* _SOURCE DATA_:
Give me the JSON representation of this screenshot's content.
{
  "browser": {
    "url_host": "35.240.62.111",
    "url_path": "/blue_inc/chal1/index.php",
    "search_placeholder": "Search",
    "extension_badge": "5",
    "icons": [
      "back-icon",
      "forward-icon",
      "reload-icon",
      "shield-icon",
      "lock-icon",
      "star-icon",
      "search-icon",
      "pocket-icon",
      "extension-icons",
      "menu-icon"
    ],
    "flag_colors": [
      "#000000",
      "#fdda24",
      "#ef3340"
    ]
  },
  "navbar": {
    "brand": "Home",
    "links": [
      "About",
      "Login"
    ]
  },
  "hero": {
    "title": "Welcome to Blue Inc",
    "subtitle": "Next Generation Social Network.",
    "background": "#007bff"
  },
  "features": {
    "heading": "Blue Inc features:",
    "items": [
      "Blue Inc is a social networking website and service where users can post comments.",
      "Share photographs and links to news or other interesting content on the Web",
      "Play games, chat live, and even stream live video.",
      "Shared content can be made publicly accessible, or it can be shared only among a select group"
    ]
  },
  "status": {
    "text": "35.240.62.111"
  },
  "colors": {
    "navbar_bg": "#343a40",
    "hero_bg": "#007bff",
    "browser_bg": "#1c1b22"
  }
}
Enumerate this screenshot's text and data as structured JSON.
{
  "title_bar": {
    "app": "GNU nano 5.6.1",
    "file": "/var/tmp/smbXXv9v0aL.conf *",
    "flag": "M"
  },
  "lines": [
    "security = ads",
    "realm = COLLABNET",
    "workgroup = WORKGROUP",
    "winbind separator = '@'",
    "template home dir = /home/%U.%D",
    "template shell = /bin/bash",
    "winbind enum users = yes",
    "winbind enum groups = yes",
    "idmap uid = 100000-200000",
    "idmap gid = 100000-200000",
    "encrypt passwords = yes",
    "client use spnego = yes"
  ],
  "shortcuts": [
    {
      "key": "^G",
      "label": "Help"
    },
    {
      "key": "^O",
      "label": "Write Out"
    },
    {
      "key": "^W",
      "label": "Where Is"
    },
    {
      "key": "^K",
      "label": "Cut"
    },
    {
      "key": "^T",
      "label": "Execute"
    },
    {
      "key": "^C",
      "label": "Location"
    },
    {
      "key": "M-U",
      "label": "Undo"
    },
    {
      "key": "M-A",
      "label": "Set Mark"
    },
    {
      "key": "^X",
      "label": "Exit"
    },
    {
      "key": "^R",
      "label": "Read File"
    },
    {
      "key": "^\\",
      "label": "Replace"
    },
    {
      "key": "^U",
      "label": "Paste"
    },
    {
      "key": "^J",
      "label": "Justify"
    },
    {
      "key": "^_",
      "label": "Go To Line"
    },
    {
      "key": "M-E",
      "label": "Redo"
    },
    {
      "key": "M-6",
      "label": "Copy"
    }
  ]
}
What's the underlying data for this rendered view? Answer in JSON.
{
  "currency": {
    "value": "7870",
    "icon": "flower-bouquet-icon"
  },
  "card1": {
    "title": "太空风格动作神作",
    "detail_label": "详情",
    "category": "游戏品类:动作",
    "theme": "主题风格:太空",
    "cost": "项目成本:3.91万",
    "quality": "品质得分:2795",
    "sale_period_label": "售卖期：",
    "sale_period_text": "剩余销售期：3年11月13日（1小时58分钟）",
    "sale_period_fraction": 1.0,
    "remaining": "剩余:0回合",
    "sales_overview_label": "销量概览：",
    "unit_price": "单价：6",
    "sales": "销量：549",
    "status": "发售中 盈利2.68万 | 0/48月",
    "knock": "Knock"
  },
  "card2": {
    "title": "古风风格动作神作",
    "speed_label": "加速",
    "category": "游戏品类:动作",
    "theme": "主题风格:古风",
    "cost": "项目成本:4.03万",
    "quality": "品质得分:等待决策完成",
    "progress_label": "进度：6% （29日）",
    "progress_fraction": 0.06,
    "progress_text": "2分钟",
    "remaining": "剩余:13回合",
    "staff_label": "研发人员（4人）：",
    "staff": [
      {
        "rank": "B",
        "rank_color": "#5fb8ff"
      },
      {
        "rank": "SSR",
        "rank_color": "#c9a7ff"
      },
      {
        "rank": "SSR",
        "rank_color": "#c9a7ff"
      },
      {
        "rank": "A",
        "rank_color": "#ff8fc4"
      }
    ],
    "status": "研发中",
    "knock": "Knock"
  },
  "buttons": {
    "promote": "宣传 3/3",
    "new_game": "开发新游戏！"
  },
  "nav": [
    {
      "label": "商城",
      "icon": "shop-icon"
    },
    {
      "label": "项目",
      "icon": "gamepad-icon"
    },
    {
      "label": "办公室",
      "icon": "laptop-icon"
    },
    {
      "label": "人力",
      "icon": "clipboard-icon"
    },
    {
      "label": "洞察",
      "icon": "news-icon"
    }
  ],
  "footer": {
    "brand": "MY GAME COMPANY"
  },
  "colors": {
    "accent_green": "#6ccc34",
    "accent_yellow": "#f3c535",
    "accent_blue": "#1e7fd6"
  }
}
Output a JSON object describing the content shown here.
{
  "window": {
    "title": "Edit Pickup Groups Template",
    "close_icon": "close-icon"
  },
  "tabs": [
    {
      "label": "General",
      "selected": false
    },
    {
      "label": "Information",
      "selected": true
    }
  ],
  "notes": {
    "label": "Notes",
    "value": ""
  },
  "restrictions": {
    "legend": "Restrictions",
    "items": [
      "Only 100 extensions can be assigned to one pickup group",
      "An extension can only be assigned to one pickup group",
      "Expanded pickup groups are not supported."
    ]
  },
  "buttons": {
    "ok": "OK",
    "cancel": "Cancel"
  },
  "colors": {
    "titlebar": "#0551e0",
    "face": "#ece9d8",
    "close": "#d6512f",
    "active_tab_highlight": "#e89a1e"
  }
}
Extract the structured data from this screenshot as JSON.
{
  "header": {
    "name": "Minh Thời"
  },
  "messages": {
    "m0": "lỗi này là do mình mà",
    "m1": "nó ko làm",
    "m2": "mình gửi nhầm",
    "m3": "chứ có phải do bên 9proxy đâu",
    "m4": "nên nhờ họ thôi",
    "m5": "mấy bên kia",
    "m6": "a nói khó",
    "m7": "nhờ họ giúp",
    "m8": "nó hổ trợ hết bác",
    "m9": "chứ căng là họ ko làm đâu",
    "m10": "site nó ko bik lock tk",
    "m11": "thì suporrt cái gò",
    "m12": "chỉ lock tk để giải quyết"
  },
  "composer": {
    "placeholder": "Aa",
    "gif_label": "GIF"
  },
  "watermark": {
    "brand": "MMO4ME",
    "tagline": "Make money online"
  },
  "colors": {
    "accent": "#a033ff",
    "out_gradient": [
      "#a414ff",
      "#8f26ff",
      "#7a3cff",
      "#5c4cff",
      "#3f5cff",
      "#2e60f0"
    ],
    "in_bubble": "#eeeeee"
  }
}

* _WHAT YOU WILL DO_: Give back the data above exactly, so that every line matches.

* _OUTPUT BELOW_:
Give me the JSON representation of this screenshot's content.
{
  "browser": {
    "url_host": "35.240.62.111",
    "url_path": "/blue_inc/chal1/index.php",
    "search_placeholder": "Search",
    "extension_badge": "5",
    "icons": [
      "back-icon",
      "forward-icon",
      "reload-icon",
      "shield-icon",
      "lock-icon",
      "star-icon",
      "search-icon",
      "pocket-icon",
      "extension-icons",
      "menu-icon"
    ],
    "flag_colors": [
      "#000000",
      "#fdda24",
      "#ef3340"
    ]
  },
  "navbar": {
    "brand": "Home",
    "links": [
      "About",
      "Login"
    ]
  },
  "hero": {
    "title": "Welcome to Blue Inc",
    "subtitle": "Next Generation Social Network.",
    "background": "#007bff"
  },
  "features": {
    "heading": "Blue Inc features:",
    "items": [
      "Blue Inc is a social networking website and service where users can post comments.",
      "Share photographs and links to news or other interesting content on the Web",
      "Play games, chat live, and even stream live video.",
      "Shared content can be made publicly accessible, or it can be shared only among a select group"
    ]
  },
  "status": {
    "text": "35.240.62.111"
  },
  "colors": {
    "navbar_bg": "#343a40",
    "hero_bg": "#007bff",
    "browser_bg": "#1c1b22"
  }
}
Enumerate this screenshot's text and data as structured JSON.
{
  "title_bar": {
    "app": "GNU nano 5.6.1",
    "file": "/var/tmp/smbXXv9v0aL.conf *",
    "flag": "M"
  },
  "lines": [
    "security = ads",
    "realm = COLLABNET",
    "workgroup = WORKGROUP",
    "winbind separator = '@'",
    "template home dir = /home/%U.%D",
    "template shell = /bin/bash",
    "winbind enum users = yes",
    "winbind enum groups = yes",
    "idmap uid = 100000-200000",
    "idmap gid = 100000-200000",
    "encrypt passwords = yes",
    "client use spnego = yes"
  ],
  "shortcuts": [
    {
      "key": "^G",
      "label": "Help"
    },
    {
      "key": "^O",
      "label": "Write Out"
    },
    {
      "key": "^W",
      "label": "Where Is"
    },
    {
      "key": "^K",
      "label": "Cut"
    },
    {
      "key": "^T",
      "label": "Execute"
    },
    {
      "key": "^C",
      "label": "Location"
    },
    {
      "key": "M-U",
      "label": "Undo"
    },
    {
      "key": "M-A",
      "label": "Set Mark"
    },
    {
      "key": "^X",
      "label": "Exit"
    },
    {
      "key": "^R",
      "label": "Read File"
    },
    {
      "key": "^\\",
      "label": "Replace"
    },
    {
      "key": "^U",
      "label": "Paste"
    },
    {
      "key": "^J",
      "label": "Justify"
    },
    {
      "key": "^_",
      "label": "Go To Line"
    },
    {
      "key": "M-E",
      "label": "Redo"
    },
    {
      "key": "M-6",
      "label": "Copy"
    }
  ]
}
What's the underlying data for this rendered view? Answer in JSON.
{
  "currency": {
    "value": "7870",
    "icon": "flower-bouquet-icon"
  },
  "card1": {
    "title": "太空风格动作神作",
    "detail_label": "详情",
    "category": "游戏品类:动作",
    "theme": "主题风格:太空",
    "cost": "项目成本:3.91万",
    "quality": "品质得分:2795",
    "sale_period_label": "售卖期：",
    "sale_period_text": "剩余销售期：3年11月13日（1小时58分钟）",
    "sale_period_fraction": 1.0,
    "remaining": "剩余:0回合",
    "sales_overview_label": "销量概览：",
    "unit_price": "单价：6",
    "sales": "销量：549",
    "status": "发售中 盈利2.68万 | 0/48月",
    "knock": "Knock"
  },
  "card2": {
    "title": "古风风格动作神作",
    "speed_label": "加速",
    "category": "游戏品类:动作",
    "theme": "主题风格:古风",
    "cost": "项目成本:4.03万",
    "quality": "品质得分:等待决策完成",
    "progress_label": "进度：6% （29日）",
    "progress_fraction": 0.06,
    "progress_text": "2分钟",
    "remaining": "剩余:13回合",
    "staff_label": "研发人员（4人）：",
    "staff": [
      {
        "rank": "B",
        "rank_color": "#5fb8ff"
      },
      {
        "rank": "SSR",
        "rank_color": "#c9a7ff"
      },
      {
        "rank": "SSR",
        "rank_color": "#c9a7ff"
      },
      {
        "rank": "A",
        "rank_color": "#ff8fc4"
      }
    ],
    "status": "研发中",
    "knock": "Knock"
  },
  "buttons": {
    "promote": "宣传 3/3",
    "new_game": "开发新游戏！"
  },
  "nav": [
    {
      "label": "商城",
      "icon": "shop-icon"
    },
    {
      "label": "项目",
      "icon": "gamepad-icon"
    },
    {
      "label": "办公室",
      "icon": "laptop-icon"
    },
    {
      "label": "人力",
      "icon": "clipboard-icon"
    },
    {
      "label": "洞察",
      "icon": "news-icon"
    }
  ],
  "footer": {
    "brand": "MY GAME COMPANY"
  },
  "colors": {
    "accent_green": "#6ccc34",
    "accent_yellow": "#f3c535",
    "accent_blue": "#1e7fd6"
  }
}
Output a JSON object describing the content shown here.
{
  "window": {
    "title": "Edit Pickup Groups Template",
    "close_icon": "close-icon"
  },
  "tabs": [
    {
      "label": "General",
      "selected": false
    },
    {
      "label": "Information",
      "selected": true
    }
  ],
  "notes": {
    "label": "Notes",
    "value": ""
  },
  "restrictions": {
    "legend": "Restrictions",
    "items": [
      "Only 100 extensions can be assigned to one pickup group",
      "An extension can only be assigned to one pickup group",
      "Expanded pickup groups are not supported."
    ]
  },
  "buttons": {
    "ok": "OK",
    "cancel": "Cancel"
  },
  "colors": {
    "titlebar": "#0551e0",
    "face": "#ece9d8",
    "close": "#d6512f",
    "active_tab_highlight": "#e89a1e"
  }
}
Extract the structured data from this screenshot as JSON.
{
  "header": {
    "name": "Minh Thời"
  },
  "messages": {
    "m0": "lỗi này là do mình mà",
    "m1": "nó ko làm",
    "m2": "mình gửi nhầm",
    "m3": "chứ có phải do bên 9proxy đâu",
    "m4": "nên nhờ họ thôi",
    "m5": "mấy bên kia",
    "m6": "a nói khó",
    "m7": "nhờ họ giúp",
    "m8": "nó hổ trợ hết bác",
    "m9": "chứ căng là họ ko làm đâu",
    "m10": "site nó ko bik lock tk",
    "m11": "thì suporrt cái gò",
    "m12": "chỉ lock tk để giải quyết"
  },
  "composer": {
    "placeholder": "Aa",
    "gif_label": "GIF"
  },
  "watermark": {
    "brand": "MMO4ME",
    "tagline": "Make money online"
  },
  "colors": {
    "accent": "#a033ff",
    "out_gradient": [
      "#a414ff",
      "#8f26ff",
      "#7a3cff",
      "#5c4cff",
      "#3f5cff",
      "#2e60f0"
    ],
    "in_bubble": "#eeeeee"
  }
}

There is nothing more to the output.